[PROVIDED ENTRIES — start]
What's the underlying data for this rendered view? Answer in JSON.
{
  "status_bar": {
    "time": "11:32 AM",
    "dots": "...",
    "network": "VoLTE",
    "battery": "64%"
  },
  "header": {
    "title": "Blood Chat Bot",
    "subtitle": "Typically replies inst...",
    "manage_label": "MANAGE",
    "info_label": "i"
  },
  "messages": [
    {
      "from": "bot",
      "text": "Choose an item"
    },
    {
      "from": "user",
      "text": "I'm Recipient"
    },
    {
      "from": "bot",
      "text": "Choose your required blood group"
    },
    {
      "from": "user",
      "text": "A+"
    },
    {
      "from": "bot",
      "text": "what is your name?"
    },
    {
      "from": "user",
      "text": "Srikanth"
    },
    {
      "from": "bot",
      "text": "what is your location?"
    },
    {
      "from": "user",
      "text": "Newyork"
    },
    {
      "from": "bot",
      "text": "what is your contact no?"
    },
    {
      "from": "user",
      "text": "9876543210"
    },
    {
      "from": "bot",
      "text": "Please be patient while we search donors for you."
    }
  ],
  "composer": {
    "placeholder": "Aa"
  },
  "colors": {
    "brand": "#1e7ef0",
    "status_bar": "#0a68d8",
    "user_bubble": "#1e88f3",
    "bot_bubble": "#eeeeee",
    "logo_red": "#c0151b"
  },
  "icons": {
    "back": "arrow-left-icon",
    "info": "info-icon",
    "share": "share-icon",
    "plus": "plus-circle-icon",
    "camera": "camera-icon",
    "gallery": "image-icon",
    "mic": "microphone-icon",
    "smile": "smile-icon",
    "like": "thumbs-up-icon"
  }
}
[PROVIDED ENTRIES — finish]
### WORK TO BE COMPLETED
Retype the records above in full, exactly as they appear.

### EXERCISE RESPONSE
What's the underlying data for this rendered view? Answer in JSON.
{
  "status_bar": {
    "time": "11:32 AM",
    "dots": "...",
    "network": "VoLTE",
    "battery": "64%"
  },
  "header": {
    "title": "Blood Chat Bot",
    "subtitle": "Typically replies inst...",
    "manage_label": "MANAGE",
    "info_label": "i"
  },
  "messages": [
    {
      "from": "bot",
      "text": "Choose an item"
    },
    {
      "from": "user",
      "text": "I'm Recipient"
    },
    {
      "from": "bot",
      "text": "Choose your required blood group"
    },
    {
      "from": "user",
      "text": "A+"
    },
    {
      "from": "bot",
      "text": "what is your name?"
    },
    {
      "from": "user",
      "text": "Srikanth"
    },
    {
      "from": "bot",
      "text": "what is your location?"
    },
    {
      "from": "user",
      "text": "Newyork"
    },
    {
      "from": "bot",
      "text": "what is your contact no?"
    },
    {
      "from": "user",
      "text": "9876543210"
    },
    {
      "from": "bot",
      "text": "Please be patient while we search donors for you."
    }
  ],
  "composer": {
    "placeholder": "Aa"
  },
  "colors": {
    "brand": "#1e7ef0",
    "status_bar": "#0a68d8",
    "user_bubble": "#1e88f3",
    "bot_bubble": "#eeeeee",
    "logo_red": "#c0151b"
  },
  "icons": {
    "back": "arrow-left-icon",
    "info": "info-icon",
    "share": "share-icon",
    "plus": "plus-circle-icon",
    "camera": "camera-icon",
    "gallery": "image-icon",
    "mic": "microphone-icon",
    "smile": "smile-icon",
    "like": "thumbs-up-icon"
  }
}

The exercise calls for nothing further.